##### Data extracts #####
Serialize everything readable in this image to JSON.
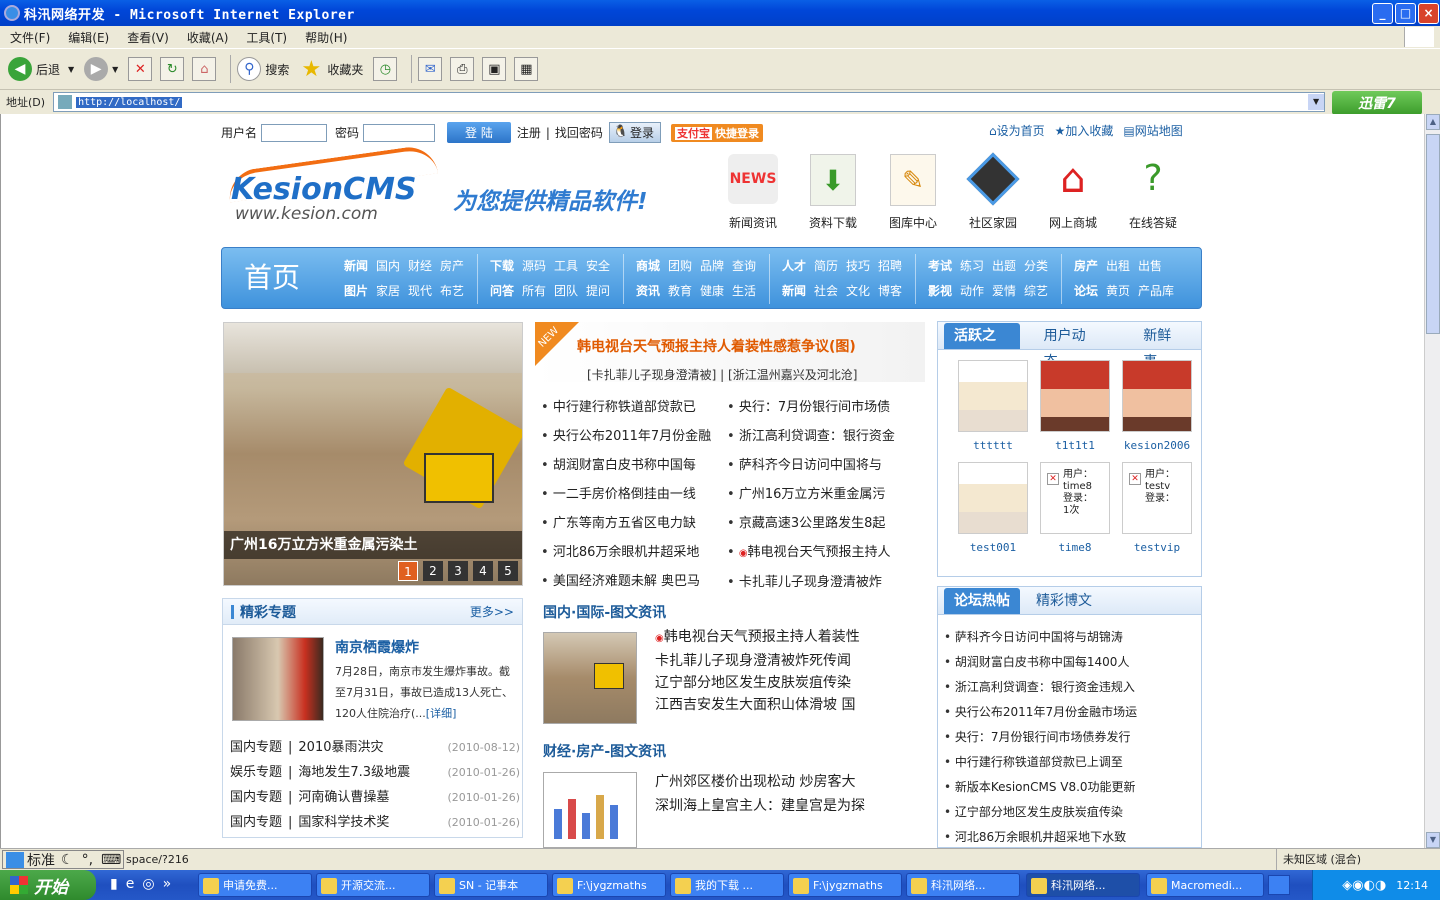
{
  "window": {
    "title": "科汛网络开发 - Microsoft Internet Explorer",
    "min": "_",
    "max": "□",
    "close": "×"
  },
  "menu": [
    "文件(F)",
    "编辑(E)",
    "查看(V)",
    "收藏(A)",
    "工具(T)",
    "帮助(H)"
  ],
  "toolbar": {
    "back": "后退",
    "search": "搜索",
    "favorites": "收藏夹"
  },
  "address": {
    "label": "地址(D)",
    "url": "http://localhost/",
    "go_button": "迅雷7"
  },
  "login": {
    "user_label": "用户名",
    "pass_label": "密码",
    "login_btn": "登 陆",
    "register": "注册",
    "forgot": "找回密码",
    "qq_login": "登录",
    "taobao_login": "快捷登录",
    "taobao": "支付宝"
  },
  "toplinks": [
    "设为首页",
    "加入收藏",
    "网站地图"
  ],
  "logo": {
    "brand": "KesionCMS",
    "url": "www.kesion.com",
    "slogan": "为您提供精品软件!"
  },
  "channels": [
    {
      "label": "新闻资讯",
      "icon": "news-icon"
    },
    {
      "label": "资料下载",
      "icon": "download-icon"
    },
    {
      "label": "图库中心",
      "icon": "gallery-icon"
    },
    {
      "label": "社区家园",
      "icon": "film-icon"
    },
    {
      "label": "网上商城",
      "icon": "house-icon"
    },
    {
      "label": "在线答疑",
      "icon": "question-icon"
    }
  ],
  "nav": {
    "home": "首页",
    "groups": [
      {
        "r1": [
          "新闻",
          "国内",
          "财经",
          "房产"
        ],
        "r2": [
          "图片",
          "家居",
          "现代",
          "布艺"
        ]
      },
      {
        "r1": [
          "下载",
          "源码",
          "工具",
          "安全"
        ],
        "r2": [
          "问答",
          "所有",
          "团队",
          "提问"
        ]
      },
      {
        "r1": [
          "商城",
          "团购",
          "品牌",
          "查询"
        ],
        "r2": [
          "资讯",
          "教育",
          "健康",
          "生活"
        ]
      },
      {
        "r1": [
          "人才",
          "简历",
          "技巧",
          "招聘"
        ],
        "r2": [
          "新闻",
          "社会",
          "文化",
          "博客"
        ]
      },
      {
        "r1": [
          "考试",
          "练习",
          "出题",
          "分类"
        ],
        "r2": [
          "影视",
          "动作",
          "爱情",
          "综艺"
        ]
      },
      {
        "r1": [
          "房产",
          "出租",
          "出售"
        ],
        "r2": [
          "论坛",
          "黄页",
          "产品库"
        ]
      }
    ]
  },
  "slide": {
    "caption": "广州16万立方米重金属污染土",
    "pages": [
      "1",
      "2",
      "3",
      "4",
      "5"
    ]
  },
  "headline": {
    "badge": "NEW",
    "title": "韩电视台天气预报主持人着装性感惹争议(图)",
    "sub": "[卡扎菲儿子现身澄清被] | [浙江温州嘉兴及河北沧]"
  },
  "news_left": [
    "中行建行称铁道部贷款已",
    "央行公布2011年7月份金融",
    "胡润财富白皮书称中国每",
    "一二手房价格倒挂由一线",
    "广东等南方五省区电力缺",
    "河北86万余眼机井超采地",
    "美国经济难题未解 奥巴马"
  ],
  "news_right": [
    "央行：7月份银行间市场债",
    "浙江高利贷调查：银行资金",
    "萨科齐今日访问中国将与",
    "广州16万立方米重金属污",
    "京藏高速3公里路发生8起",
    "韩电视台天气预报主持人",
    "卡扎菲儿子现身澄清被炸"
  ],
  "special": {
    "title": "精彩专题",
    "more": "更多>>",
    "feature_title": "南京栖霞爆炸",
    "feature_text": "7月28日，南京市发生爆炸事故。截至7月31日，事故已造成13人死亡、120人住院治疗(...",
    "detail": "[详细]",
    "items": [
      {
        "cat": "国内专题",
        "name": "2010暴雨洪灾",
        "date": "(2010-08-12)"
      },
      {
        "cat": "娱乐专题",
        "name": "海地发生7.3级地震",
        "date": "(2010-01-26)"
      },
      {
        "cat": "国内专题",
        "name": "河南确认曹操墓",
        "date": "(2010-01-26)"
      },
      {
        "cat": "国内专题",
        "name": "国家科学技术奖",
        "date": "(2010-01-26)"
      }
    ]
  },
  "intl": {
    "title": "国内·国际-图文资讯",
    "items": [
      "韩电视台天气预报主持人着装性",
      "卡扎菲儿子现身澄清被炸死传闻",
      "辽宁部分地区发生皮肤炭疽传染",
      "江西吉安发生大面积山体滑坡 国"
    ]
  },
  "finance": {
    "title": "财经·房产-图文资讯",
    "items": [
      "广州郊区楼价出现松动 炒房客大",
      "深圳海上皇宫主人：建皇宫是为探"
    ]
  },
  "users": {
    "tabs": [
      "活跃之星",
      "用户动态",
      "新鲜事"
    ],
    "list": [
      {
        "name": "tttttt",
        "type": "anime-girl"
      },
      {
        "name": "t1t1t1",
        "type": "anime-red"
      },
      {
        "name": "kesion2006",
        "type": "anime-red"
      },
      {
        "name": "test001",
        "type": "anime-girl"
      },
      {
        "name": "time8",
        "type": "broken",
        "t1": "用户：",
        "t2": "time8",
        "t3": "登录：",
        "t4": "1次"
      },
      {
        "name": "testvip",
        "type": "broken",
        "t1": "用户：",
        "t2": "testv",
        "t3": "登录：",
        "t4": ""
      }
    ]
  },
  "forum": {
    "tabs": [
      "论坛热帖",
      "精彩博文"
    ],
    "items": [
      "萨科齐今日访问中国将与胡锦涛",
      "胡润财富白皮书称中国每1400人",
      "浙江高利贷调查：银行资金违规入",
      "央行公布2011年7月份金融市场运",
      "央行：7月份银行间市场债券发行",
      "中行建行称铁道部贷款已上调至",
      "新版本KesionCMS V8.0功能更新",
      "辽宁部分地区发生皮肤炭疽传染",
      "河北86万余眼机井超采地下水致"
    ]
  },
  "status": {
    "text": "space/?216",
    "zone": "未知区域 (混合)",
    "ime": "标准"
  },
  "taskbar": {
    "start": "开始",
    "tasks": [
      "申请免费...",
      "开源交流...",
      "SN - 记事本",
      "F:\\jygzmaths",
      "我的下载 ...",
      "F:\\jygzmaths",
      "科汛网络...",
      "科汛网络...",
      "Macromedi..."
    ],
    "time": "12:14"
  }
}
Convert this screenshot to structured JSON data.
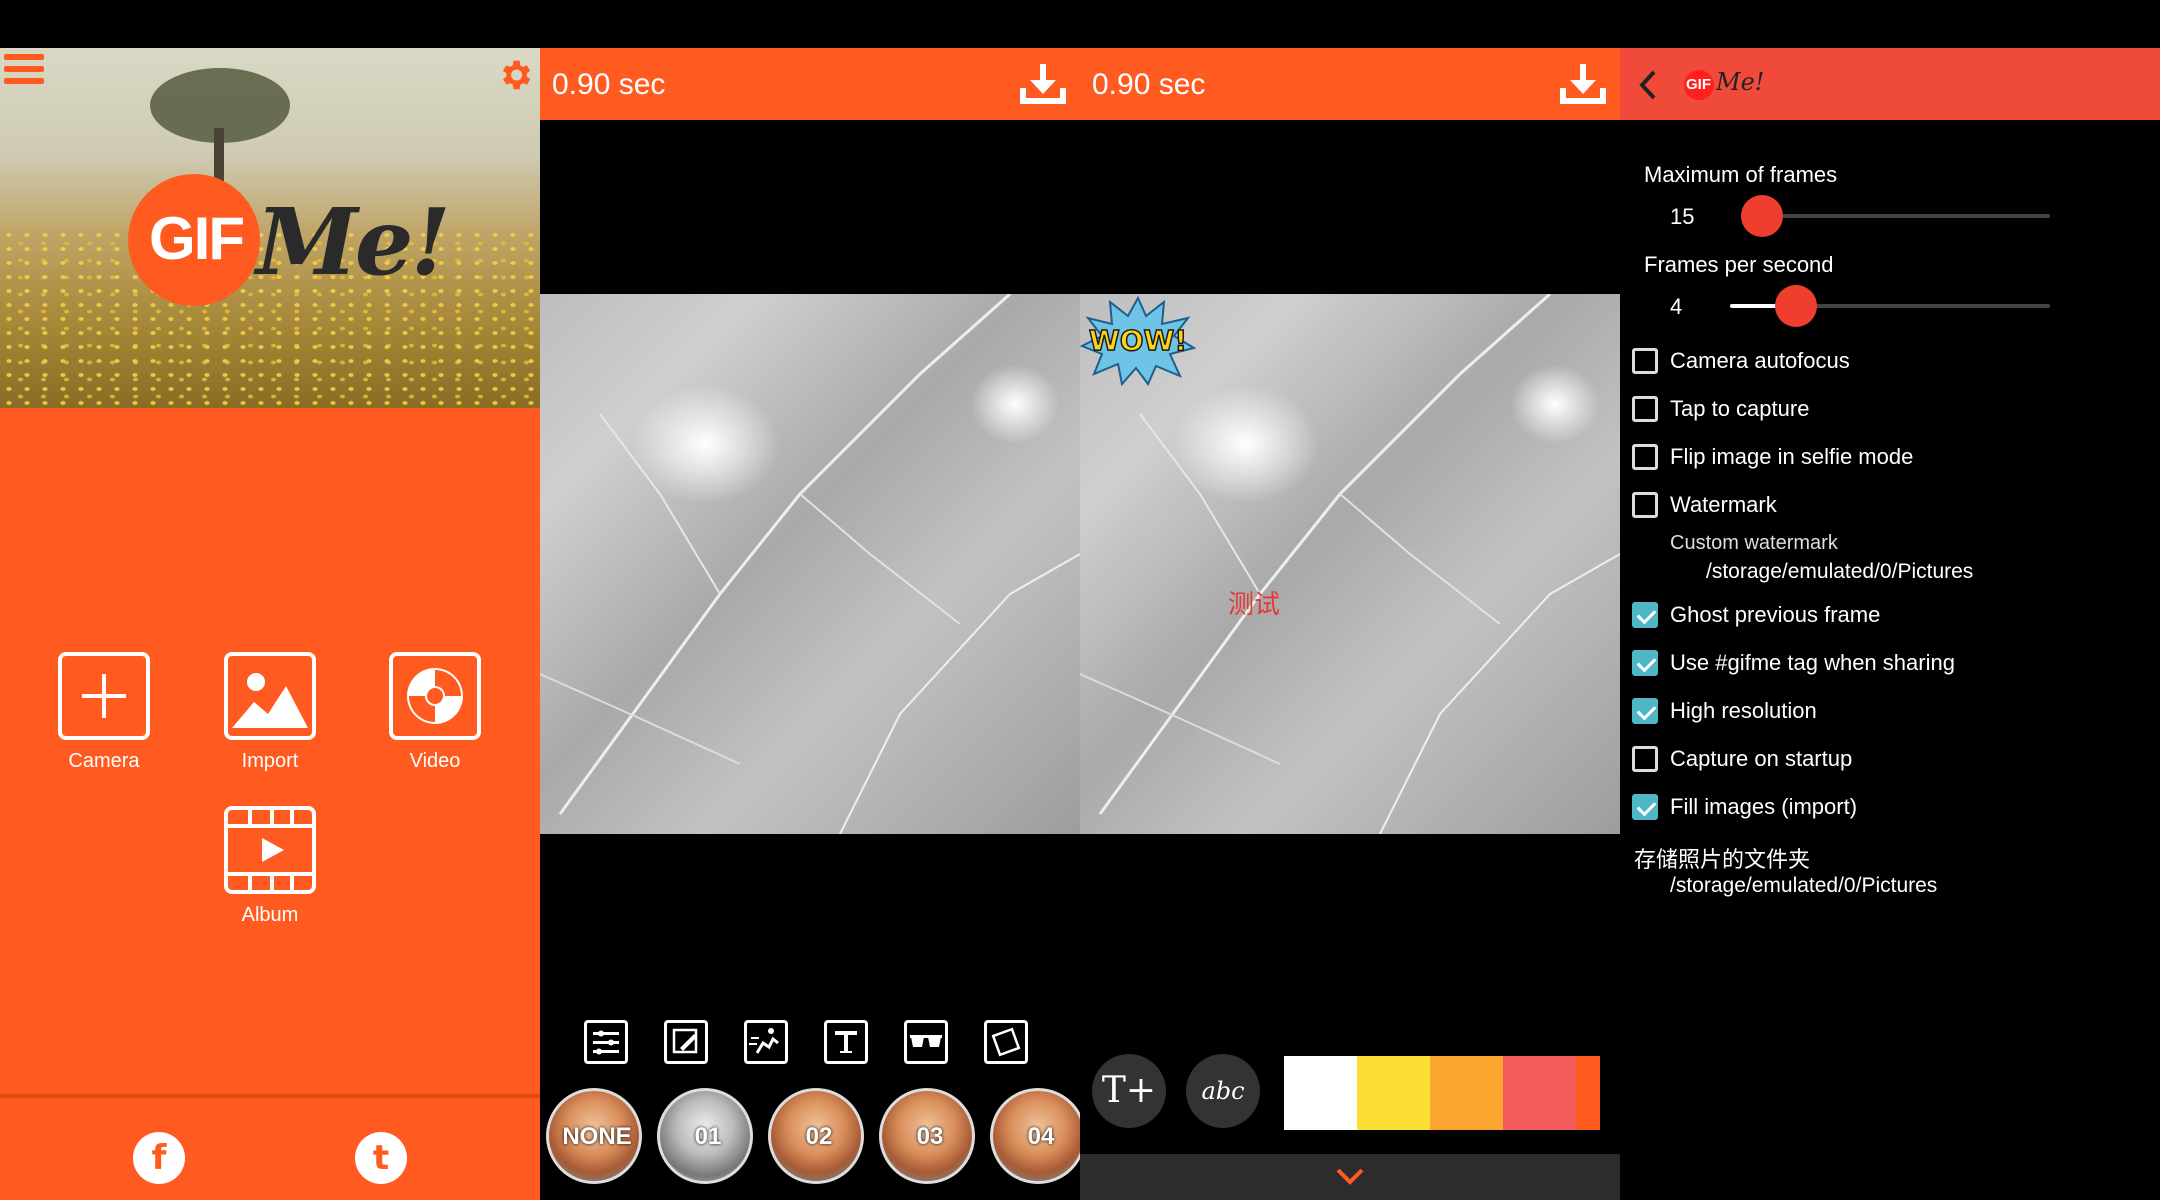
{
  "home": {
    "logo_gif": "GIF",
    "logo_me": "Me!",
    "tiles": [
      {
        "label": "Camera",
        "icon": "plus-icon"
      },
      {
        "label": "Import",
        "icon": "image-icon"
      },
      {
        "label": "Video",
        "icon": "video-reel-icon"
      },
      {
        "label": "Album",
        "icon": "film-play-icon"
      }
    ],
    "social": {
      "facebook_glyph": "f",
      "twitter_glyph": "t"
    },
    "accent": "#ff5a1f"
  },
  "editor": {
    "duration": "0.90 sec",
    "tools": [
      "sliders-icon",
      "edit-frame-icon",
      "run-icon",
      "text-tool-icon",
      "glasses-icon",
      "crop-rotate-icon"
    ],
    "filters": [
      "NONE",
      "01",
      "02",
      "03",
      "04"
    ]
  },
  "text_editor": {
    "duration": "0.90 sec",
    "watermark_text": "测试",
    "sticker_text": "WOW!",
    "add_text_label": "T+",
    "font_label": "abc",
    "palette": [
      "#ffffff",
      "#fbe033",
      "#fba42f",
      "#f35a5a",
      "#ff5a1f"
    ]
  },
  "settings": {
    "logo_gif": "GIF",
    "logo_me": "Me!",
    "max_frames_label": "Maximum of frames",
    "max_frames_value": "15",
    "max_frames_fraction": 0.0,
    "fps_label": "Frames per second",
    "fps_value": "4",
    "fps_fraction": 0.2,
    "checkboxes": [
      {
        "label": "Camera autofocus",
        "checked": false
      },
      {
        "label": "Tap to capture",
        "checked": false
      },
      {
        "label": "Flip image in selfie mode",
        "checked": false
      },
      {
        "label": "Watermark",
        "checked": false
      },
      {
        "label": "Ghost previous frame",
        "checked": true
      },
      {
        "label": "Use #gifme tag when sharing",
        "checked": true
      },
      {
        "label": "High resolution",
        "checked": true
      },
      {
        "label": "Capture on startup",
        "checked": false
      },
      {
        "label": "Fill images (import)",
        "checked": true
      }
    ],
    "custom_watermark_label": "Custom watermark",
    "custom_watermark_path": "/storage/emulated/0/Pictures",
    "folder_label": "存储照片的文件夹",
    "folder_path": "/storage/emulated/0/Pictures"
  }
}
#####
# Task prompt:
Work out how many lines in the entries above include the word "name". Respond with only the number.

# Task answer:
10